On the eve of the anniversary of Abraham Lincoln’s birth a story has come to light that got very little attention when it occurred, but deserves it, for it is an example of the selfless patriotism that the 16th president inspired in Americans, and still does.
Last September, Chicago area businessman Mickey Straub embarked on a pilgrimage he had been thinking about for several years. His mission: to recite aloud Lincoln’s Gettysburg Address from the steps of all 50 state capitols within the course of 50 days.
“I wanted to make the trip during a national election campaign, not for political reasons, but because that is a time when many Americans are focusing on our nation’s values, its history and its future,” he said after the trip.
His trip began in his hometown, Burr Ridge, Illinois, last September 4 with a presentation to a veterans’ group at the local Veterans’ Memorial. From there he headed by automobile — a Lincoln, of course — to Gettysburg, Pennsylvania, where Lincoln had stayed at the home of David Will the night before he gave one of the nation’s most memorable addresses. Straub then proceeded to the state capital, Harrisburg, where he recited the address. He continued by auto to 47 other state capitals. (Scheduled airlines took him to other two, Alaska and Hawaii.) He also spent three of the 50 days “at rest,” as he put it later.
On arriving at a state capitol building he first introduced himself to capitol police on duty, to explain the purpose of his visit. He said he would like to pay his respects to workers in the offices of various state elected officials. He says the police were uniformly helpful and cordial. He also told them he would like to take 50 to 100 photos in and around the capitol. They directed him to various offices and legislative chambers. An outgoing man, Straub introduced himself about. Often, officials or staff members served as impromptu guides to legislative chambers and other sites. In Columbus, Ohio, for example, a State Senate official took him up a long, winding non-public staircase to the top of the dome. The man also took him into the Governor’s office where a bust of Lincoln commemorates the fact that in that room where Lincoln received the telegram notifying him in 1860 that he had been elected the 16th President.
Along the way, as he toured a capitol, Straub kept his eye peeled for inscriptions that included the words, “God,” “Lincoln,” and “Liberty.” Many capitols also had one of the Liberty Bell reproductions that had been distributed to all capitols in the 1950s.
After touring a capitol he went to the front steps to recite the Gettysburg Address. In some cases there was no one there to hear him. He was not seeking publicity, so he had no publicist promoting his visit in advance. In most cases, though, workers from the state offices came out to hear him, as did tourists he had met during his building tour.
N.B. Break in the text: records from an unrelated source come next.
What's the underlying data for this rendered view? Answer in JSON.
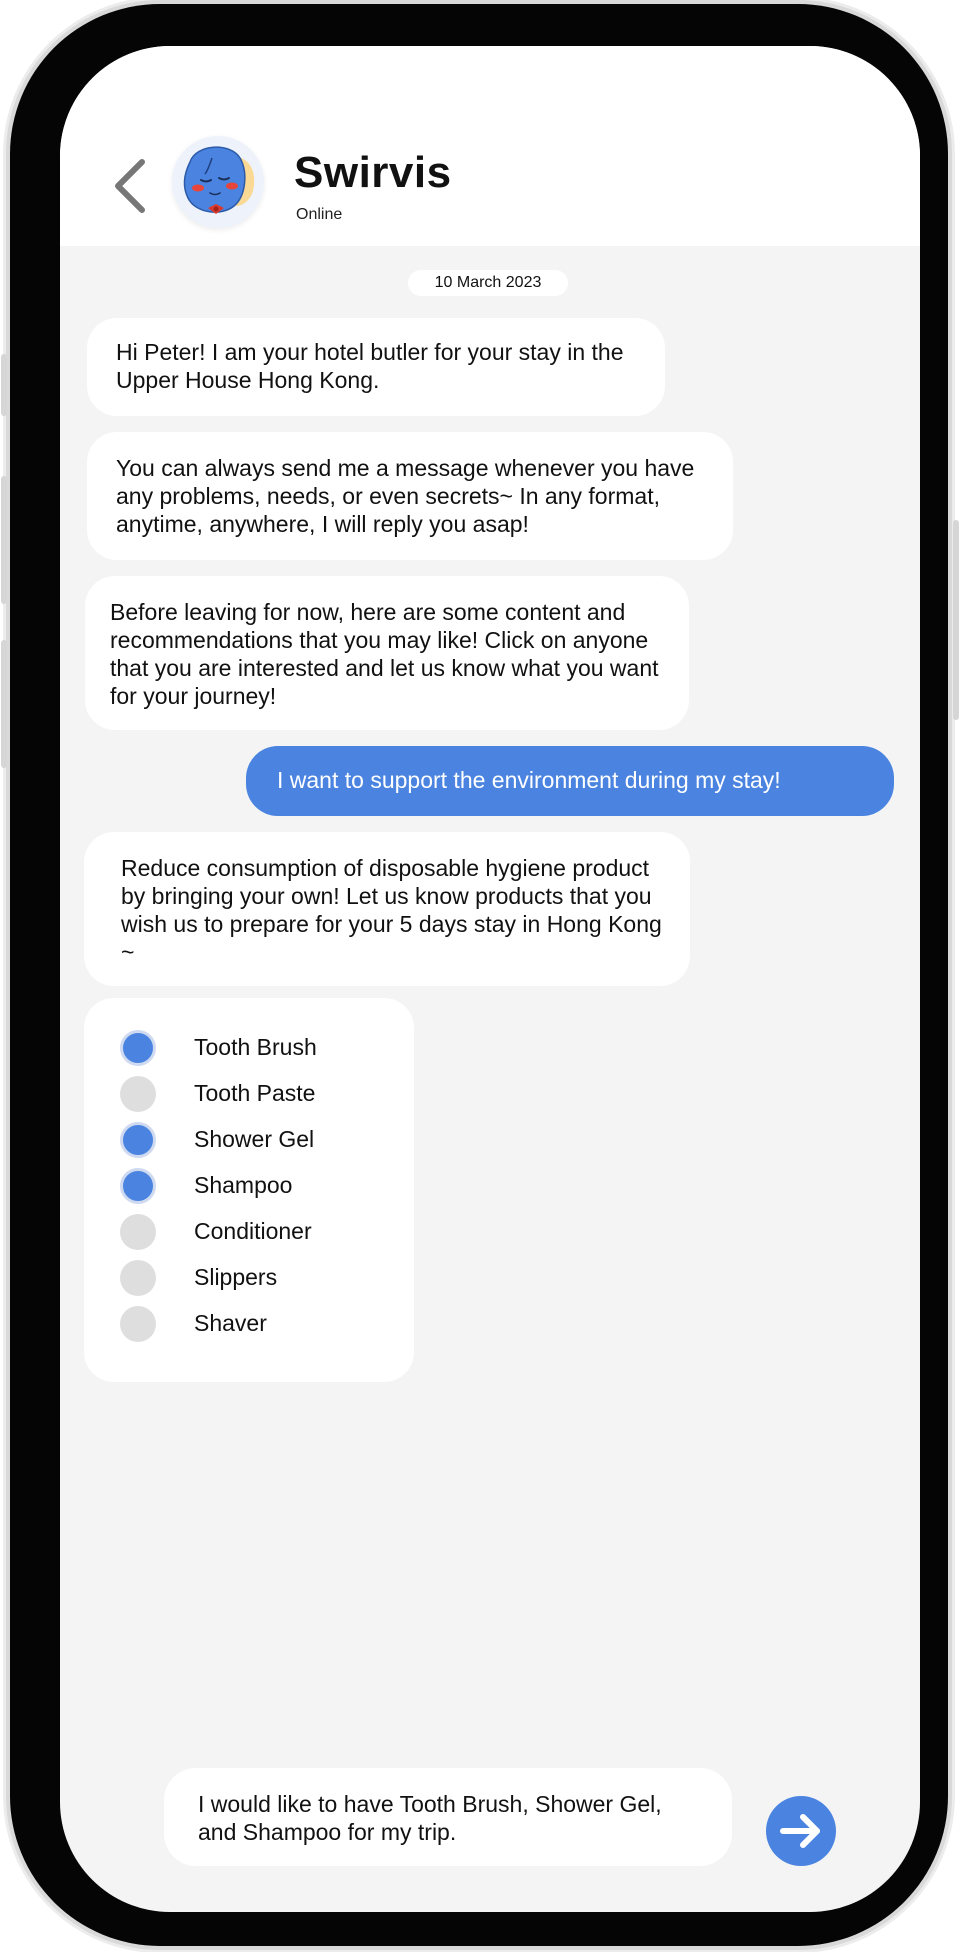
{
  "header": {
    "title": "Swirvis",
    "status": "Online"
  },
  "chat": {
    "date": "10 March 2023",
    "messages": [
      {
        "text": "Hi Peter! I am your hotel butler for your stay in the Upper House Hong Kong."
      },
      {
        "text": "You can always send me a message whenever you have any problems, needs, or even secrets~ In any format, anytime, anywhere, I will reply you asap!"
      },
      {
        "text": "Before leaving for now, here are some content and recommendations that you may like! Click on anyone that you are interested and let us know what you want for your journey!"
      },
      {
        "text": "I want to support the environment during my stay!"
      },
      {
        "text": "Reduce consumption of disposable hygiene product by bringing your own! Let us know products that you wish us to prepare for your 5 days stay in Hong Kong ~"
      }
    ],
    "options": [
      {
        "label": "Tooth Brush",
        "checked": true
      },
      {
        "label": "Tooth Paste",
        "checked": false
      },
      {
        "label": "Shower Gel",
        "checked": true
      },
      {
        "label": "Shampoo",
        "checked": true
      },
      {
        "label": "Conditioner",
        "checked": false
      },
      {
        "label": "Slippers",
        "checked": false
      },
      {
        "label": "Shaver",
        "checked": false
      }
    ]
  },
  "composer": {
    "value": "I would like to have Tooth Brush, Shower Gel, and Shampoo for my trip."
  },
  "colors": {
    "accent": "#4a84e0",
    "unchecked": "#dedede",
    "background": "#f4f4f4"
  }
}
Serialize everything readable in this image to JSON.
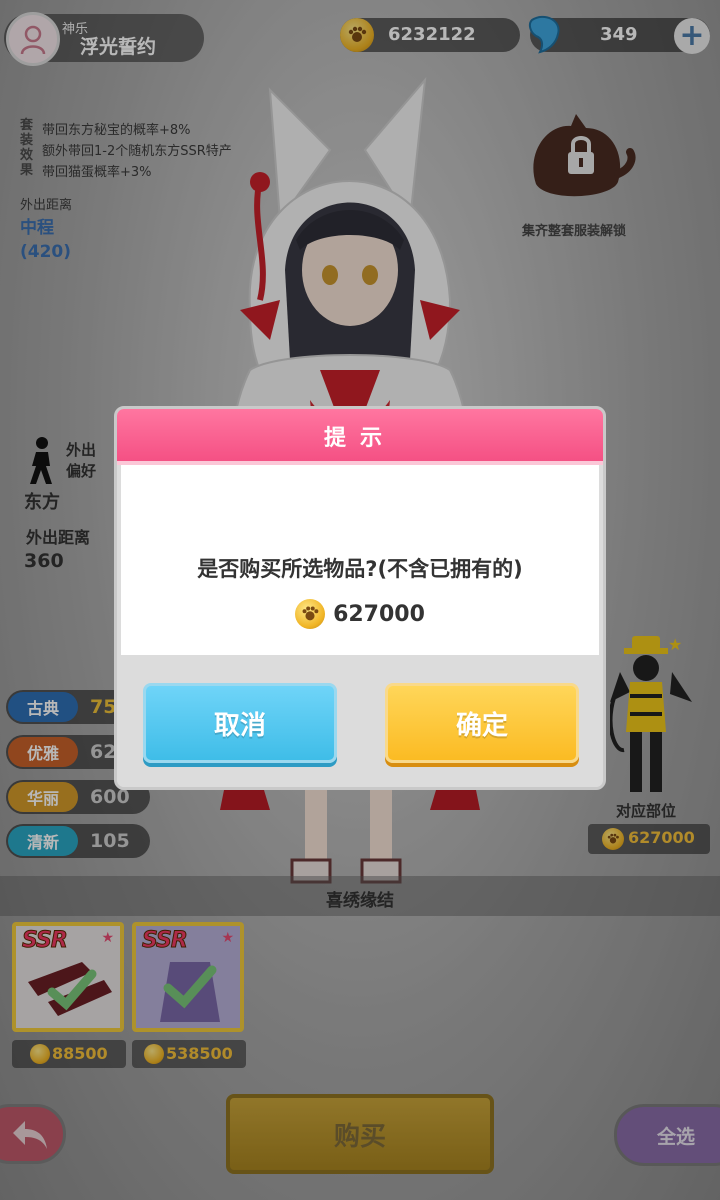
{
  "header": {
    "subtitle": "神乐",
    "title": "浮光誓约",
    "coins": "6232122",
    "gems": "349"
  },
  "set_effects": {
    "label": "套装效果",
    "lines": [
      "带回东方秘宝的概率+8%",
      "额外带回1-2个随机东方SSR特产",
      "带回猫蛋概率+3%"
    ],
    "distance_label": "外出距离",
    "distance_value": "中程",
    "distance_number": "(420)"
  },
  "locked": {
    "label": "集齐整套服装解锁"
  },
  "preference": {
    "label": "外出偏好",
    "value": "东方",
    "distance_label": "外出距离",
    "distance_value": "360"
  },
  "stats": [
    {
      "name": "古典",
      "value": "75",
      "color": "#2f6fb5",
      "value_color": "#f0c23a"
    },
    {
      "name": "优雅",
      "value": "62",
      "color": "#c8622a",
      "value_color": "#cfcfcf"
    },
    {
      "name": "华丽",
      "value": "600",
      "color": "#d39a2a",
      "value_color": "#cfcfcf"
    },
    {
      "name": "清新",
      "value": "105",
      "color": "#2aa7c4",
      "value_color": "#cfcfcf"
    }
  ],
  "part": {
    "label": "对应部位",
    "price": "627000"
  },
  "suit": {
    "name": "喜绣缘结",
    "items": [
      {
        "rarity": "SSR",
        "price": "88500"
      },
      {
        "rarity": "SSR",
        "price": "538500"
      }
    ]
  },
  "buttons": {
    "buy": "购买",
    "select_all": "全选"
  },
  "dialog": {
    "title": "提示",
    "message": "是否购买所选物品?(不含已拥有的)",
    "price": "627000",
    "cancel": "取消",
    "confirm": "确定"
  }
}
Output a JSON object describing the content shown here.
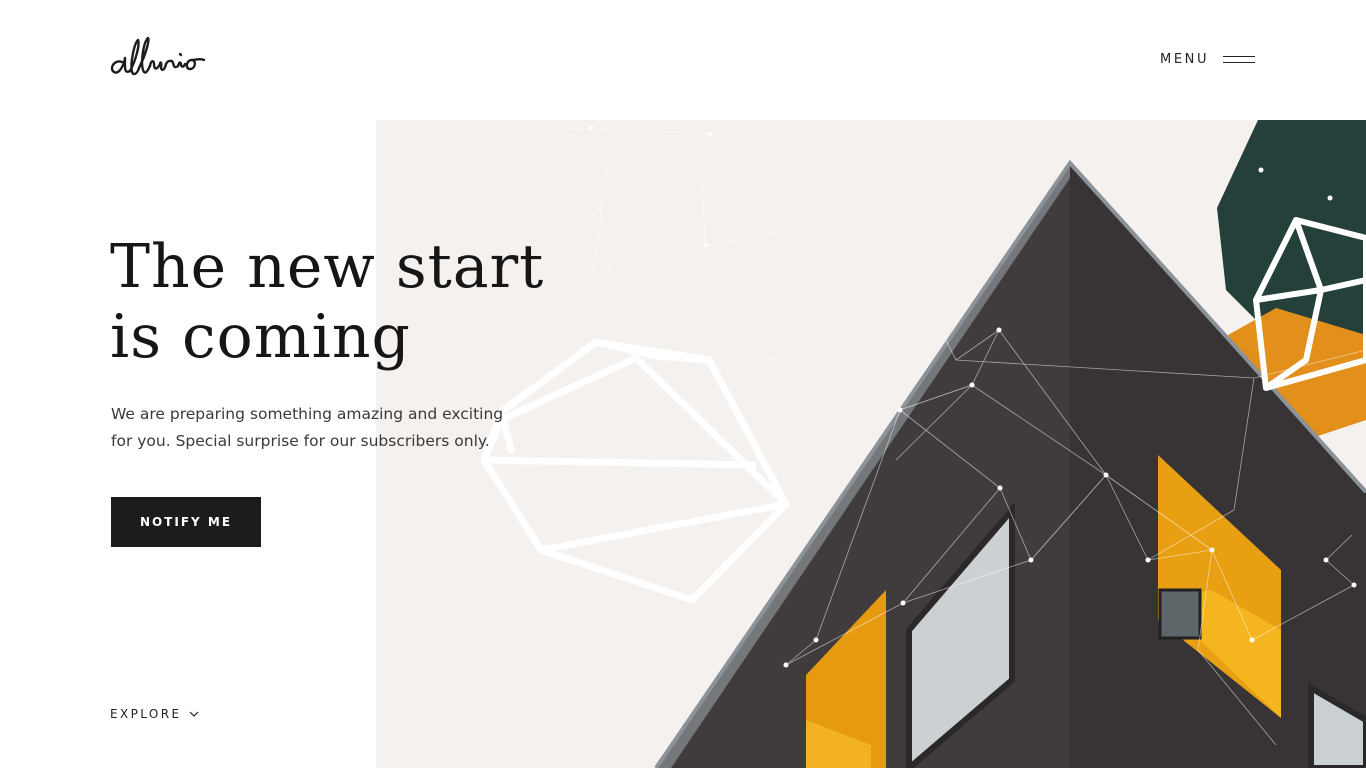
{
  "brand": {
    "logo_text": "allurio",
    "accent": "#e4960f",
    "dark_accent": "#25403b"
  },
  "nav": {
    "menu_label": "MENU",
    "menu_icon": "hamburger-icon"
  },
  "hero": {
    "headline_line1": "The new start",
    "headline_line2": "is coming",
    "subtitle_line1": "We are preparing something amazing and exciting",
    "subtitle_line2": "for you. Special surprise for our subscribers only.",
    "cta_label": "NOTIFY ME"
  },
  "footer": {
    "explore_label": "EXPLORE",
    "explore_icon": "chevron-down-icon"
  }
}
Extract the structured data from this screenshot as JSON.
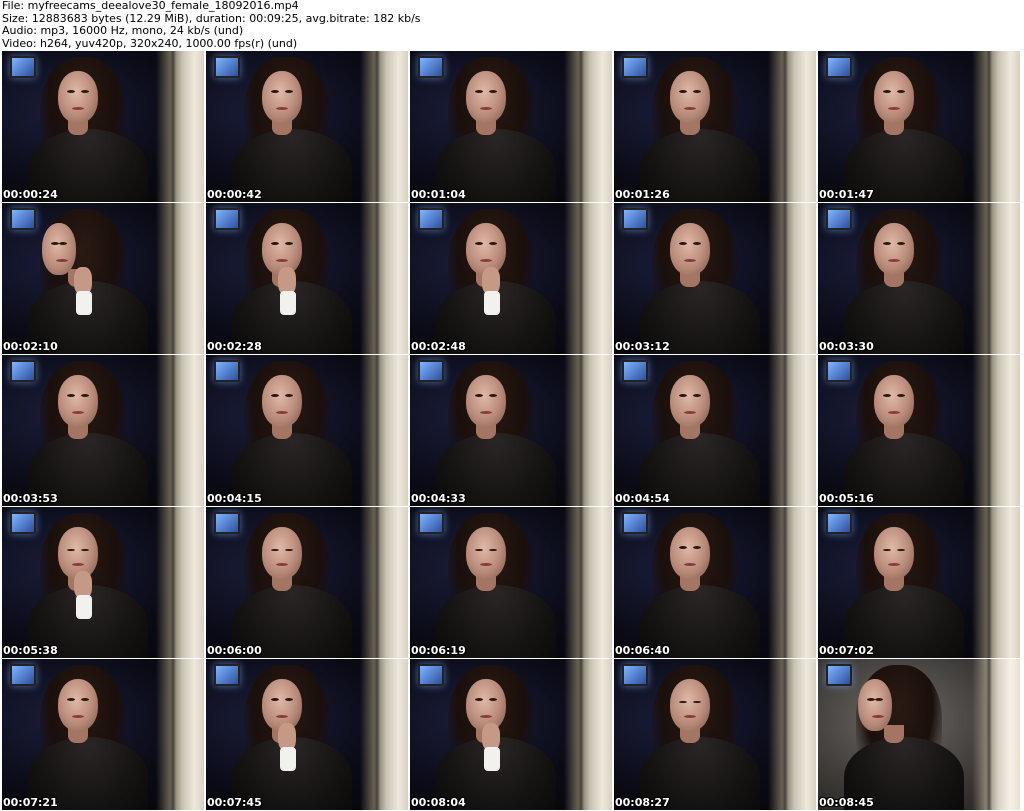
{
  "header": {
    "file": "File: myfreecams_deealove30_female_18092016.mp4",
    "size": "Size: 12883683 bytes (12.29 MiB), duration: 00:09:25, avg.bitrate: 182 kb/s",
    "audio": "Audio: mp3, 16000 Hz, mono, 24 kb/s (und)",
    "video": "Video: h264, yuv420p, 320x240, 1000.00 fps(r) (und)"
  },
  "thumbnails": [
    {
      "time": "00:00:24"
    },
    {
      "time": "00:00:42"
    },
    {
      "time": "00:01:04"
    },
    {
      "time": "00:01:26"
    },
    {
      "time": "00:01:47"
    },
    {
      "time": "00:02:10"
    },
    {
      "time": "00:02:28"
    },
    {
      "time": "00:02:48"
    },
    {
      "time": "00:03:12"
    },
    {
      "time": "00:03:30"
    },
    {
      "time": "00:03:53"
    },
    {
      "time": "00:04:15"
    },
    {
      "time": "00:04:33"
    },
    {
      "time": "00:04:54"
    },
    {
      "time": "00:05:16"
    },
    {
      "time": "00:05:38"
    },
    {
      "time": "00:06:00"
    },
    {
      "time": "00:06:19"
    },
    {
      "time": "00:06:40"
    },
    {
      "time": "00:07:02"
    },
    {
      "time": "00:07:21"
    },
    {
      "time": "00:07:45"
    },
    {
      "time": "00:08:04"
    },
    {
      "time": "00:08:27"
    },
    {
      "time": "00:08:45"
    }
  ]
}
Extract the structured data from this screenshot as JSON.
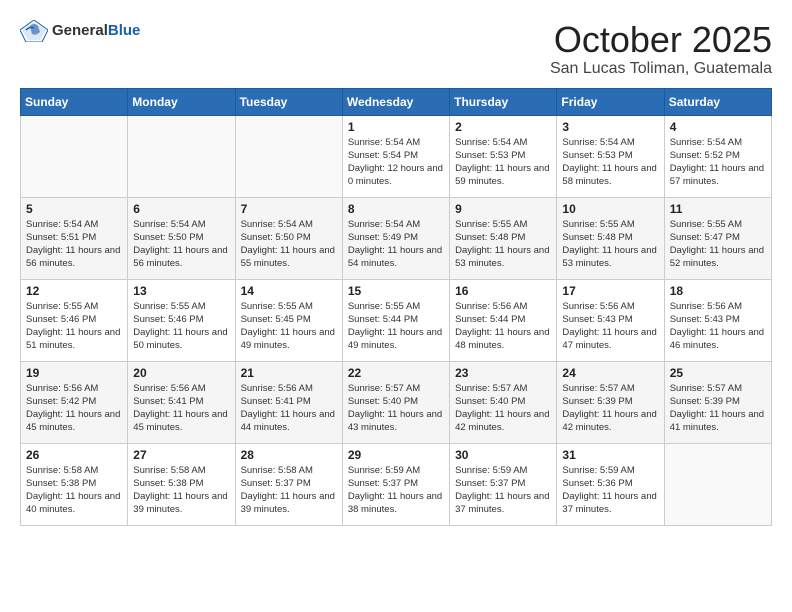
{
  "header": {
    "logo": {
      "general": "General",
      "blue": "Blue"
    },
    "title": "October 2025",
    "location": "San Lucas Toliman, Guatemala"
  },
  "weekdays": [
    "Sunday",
    "Monday",
    "Tuesday",
    "Wednesday",
    "Thursday",
    "Friday",
    "Saturday"
  ],
  "weeks": [
    [
      {
        "day": "",
        "sunrise": "",
        "sunset": "",
        "daylight": ""
      },
      {
        "day": "",
        "sunrise": "",
        "sunset": "",
        "daylight": ""
      },
      {
        "day": "",
        "sunrise": "",
        "sunset": "",
        "daylight": ""
      },
      {
        "day": "1",
        "sunrise": "Sunrise: 5:54 AM",
        "sunset": "Sunset: 5:54 PM",
        "daylight": "Daylight: 12 hours and 0 minutes."
      },
      {
        "day": "2",
        "sunrise": "Sunrise: 5:54 AM",
        "sunset": "Sunset: 5:53 PM",
        "daylight": "Daylight: 11 hours and 59 minutes."
      },
      {
        "day": "3",
        "sunrise": "Sunrise: 5:54 AM",
        "sunset": "Sunset: 5:53 PM",
        "daylight": "Daylight: 11 hours and 58 minutes."
      },
      {
        "day": "4",
        "sunrise": "Sunrise: 5:54 AM",
        "sunset": "Sunset: 5:52 PM",
        "daylight": "Daylight: 11 hours and 57 minutes."
      }
    ],
    [
      {
        "day": "5",
        "sunrise": "Sunrise: 5:54 AM",
        "sunset": "Sunset: 5:51 PM",
        "daylight": "Daylight: 11 hours and 56 minutes."
      },
      {
        "day": "6",
        "sunrise": "Sunrise: 5:54 AM",
        "sunset": "Sunset: 5:50 PM",
        "daylight": "Daylight: 11 hours and 56 minutes."
      },
      {
        "day": "7",
        "sunrise": "Sunrise: 5:54 AM",
        "sunset": "Sunset: 5:50 PM",
        "daylight": "Daylight: 11 hours and 55 minutes."
      },
      {
        "day": "8",
        "sunrise": "Sunrise: 5:54 AM",
        "sunset": "Sunset: 5:49 PM",
        "daylight": "Daylight: 11 hours and 54 minutes."
      },
      {
        "day": "9",
        "sunrise": "Sunrise: 5:55 AM",
        "sunset": "Sunset: 5:48 PM",
        "daylight": "Daylight: 11 hours and 53 minutes."
      },
      {
        "day": "10",
        "sunrise": "Sunrise: 5:55 AM",
        "sunset": "Sunset: 5:48 PM",
        "daylight": "Daylight: 11 hours and 53 minutes."
      },
      {
        "day": "11",
        "sunrise": "Sunrise: 5:55 AM",
        "sunset": "Sunset: 5:47 PM",
        "daylight": "Daylight: 11 hours and 52 minutes."
      }
    ],
    [
      {
        "day": "12",
        "sunrise": "Sunrise: 5:55 AM",
        "sunset": "Sunset: 5:46 PM",
        "daylight": "Daylight: 11 hours and 51 minutes."
      },
      {
        "day": "13",
        "sunrise": "Sunrise: 5:55 AM",
        "sunset": "Sunset: 5:46 PM",
        "daylight": "Daylight: 11 hours and 50 minutes."
      },
      {
        "day": "14",
        "sunrise": "Sunrise: 5:55 AM",
        "sunset": "Sunset: 5:45 PM",
        "daylight": "Daylight: 11 hours and 49 minutes."
      },
      {
        "day": "15",
        "sunrise": "Sunrise: 5:55 AM",
        "sunset": "Sunset: 5:44 PM",
        "daylight": "Daylight: 11 hours and 49 minutes."
      },
      {
        "day": "16",
        "sunrise": "Sunrise: 5:56 AM",
        "sunset": "Sunset: 5:44 PM",
        "daylight": "Daylight: 11 hours and 48 minutes."
      },
      {
        "day": "17",
        "sunrise": "Sunrise: 5:56 AM",
        "sunset": "Sunset: 5:43 PM",
        "daylight": "Daylight: 11 hours and 47 minutes."
      },
      {
        "day": "18",
        "sunrise": "Sunrise: 5:56 AM",
        "sunset": "Sunset: 5:43 PM",
        "daylight": "Daylight: 11 hours and 46 minutes."
      }
    ],
    [
      {
        "day": "19",
        "sunrise": "Sunrise: 5:56 AM",
        "sunset": "Sunset: 5:42 PM",
        "daylight": "Daylight: 11 hours and 45 minutes."
      },
      {
        "day": "20",
        "sunrise": "Sunrise: 5:56 AM",
        "sunset": "Sunset: 5:41 PM",
        "daylight": "Daylight: 11 hours and 45 minutes."
      },
      {
        "day": "21",
        "sunrise": "Sunrise: 5:56 AM",
        "sunset": "Sunset: 5:41 PM",
        "daylight": "Daylight: 11 hours and 44 minutes."
      },
      {
        "day": "22",
        "sunrise": "Sunrise: 5:57 AM",
        "sunset": "Sunset: 5:40 PM",
        "daylight": "Daylight: 11 hours and 43 minutes."
      },
      {
        "day": "23",
        "sunrise": "Sunrise: 5:57 AM",
        "sunset": "Sunset: 5:40 PM",
        "daylight": "Daylight: 11 hours and 42 minutes."
      },
      {
        "day": "24",
        "sunrise": "Sunrise: 5:57 AM",
        "sunset": "Sunset: 5:39 PM",
        "daylight": "Daylight: 11 hours and 42 minutes."
      },
      {
        "day": "25",
        "sunrise": "Sunrise: 5:57 AM",
        "sunset": "Sunset: 5:39 PM",
        "daylight": "Daylight: 11 hours and 41 minutes."
      }
    ],
    [
      {
        "day": "26",
        "sunrise": "Sunrise: 5:58 AM",
        "sunset": "Sunset: 5:38 PM",
        "daylight": "Daylight: 11 hours and 40 minutes."
      },
      {
        "day": "27",
        "sunrise": "Sunrise: 5:58 AM",
        "sunset": "Sunset: 5:38 PM",
        "daylight": "Daylight: 11 hours and 39 minutes."
      },
      {
        "day": "28",
        "sunrise": "Sunrise: 5:58 AM",
        "sunset": "Sunset: 5:37 PM",
        "daylight": "Daylight: 11 hours and 39 minutes."
      },
      {
        "day": "29",
        "sunrise": "Sunrise: 5:59 AM",
        "sunset": "Sunset: 5:37 PM",
        "daylight": "Daylight: 11 hours and 38 minutes."
      },
      {
        "day": "30",
        "sunrise": "Sunrise: 5:59 AM",
        "sunset": "Sunset: 5:37 PM",
        "daylight": "Daylight: 11 hours and 37 minutes."
      },
      {
        "day": "31",
        "sunrise": "Sunrise: 5:59 AM",
        "sunset": "Sunset: 5:36 PM",
        "daylight": "Daylight: 11 hours and 37 minutes."
      },
      {
        "day": "",
        "sunrise": "",
        "sunset": "",
        "daylight": ""
      }
    ]
  ]
}
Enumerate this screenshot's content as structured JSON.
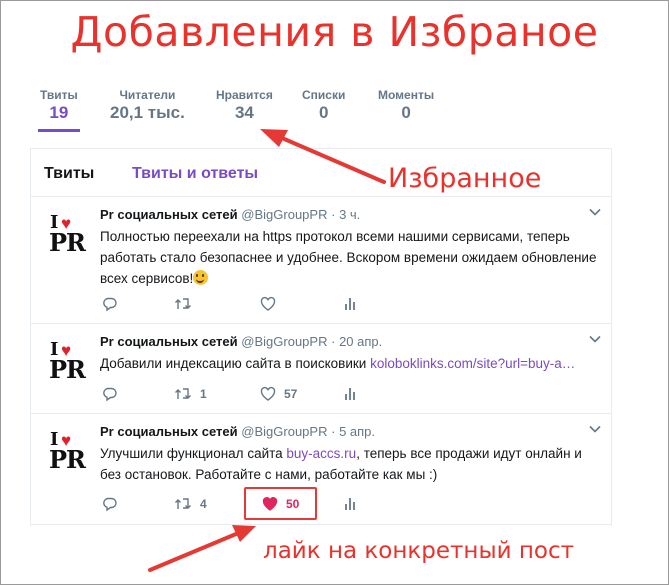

The last stop on Mickey Straub’s patriotic adventure was at his home state capitol, Springfield, Illinois, last October 17. On the steps of the capitol the board members of a trade association of which he is a member joined him as he recited Lincoln’s immortal words.
He made a final pilgrimage, a visit to Lincoln’s tomb, in Springfield. There, the Catholic archbishop led the small group in prayer.
Mickey concluded from his journey of 14,900 automobile and 15,000 air miles that his faith in the goodness of the American people was stronger than ever and that the experience was, for him, “very humbling.”
Peter Hannaford was closely associated for a number of years with the late President Reagan, beginning in the California Governor’s office. His latest book is Presidential Retreats.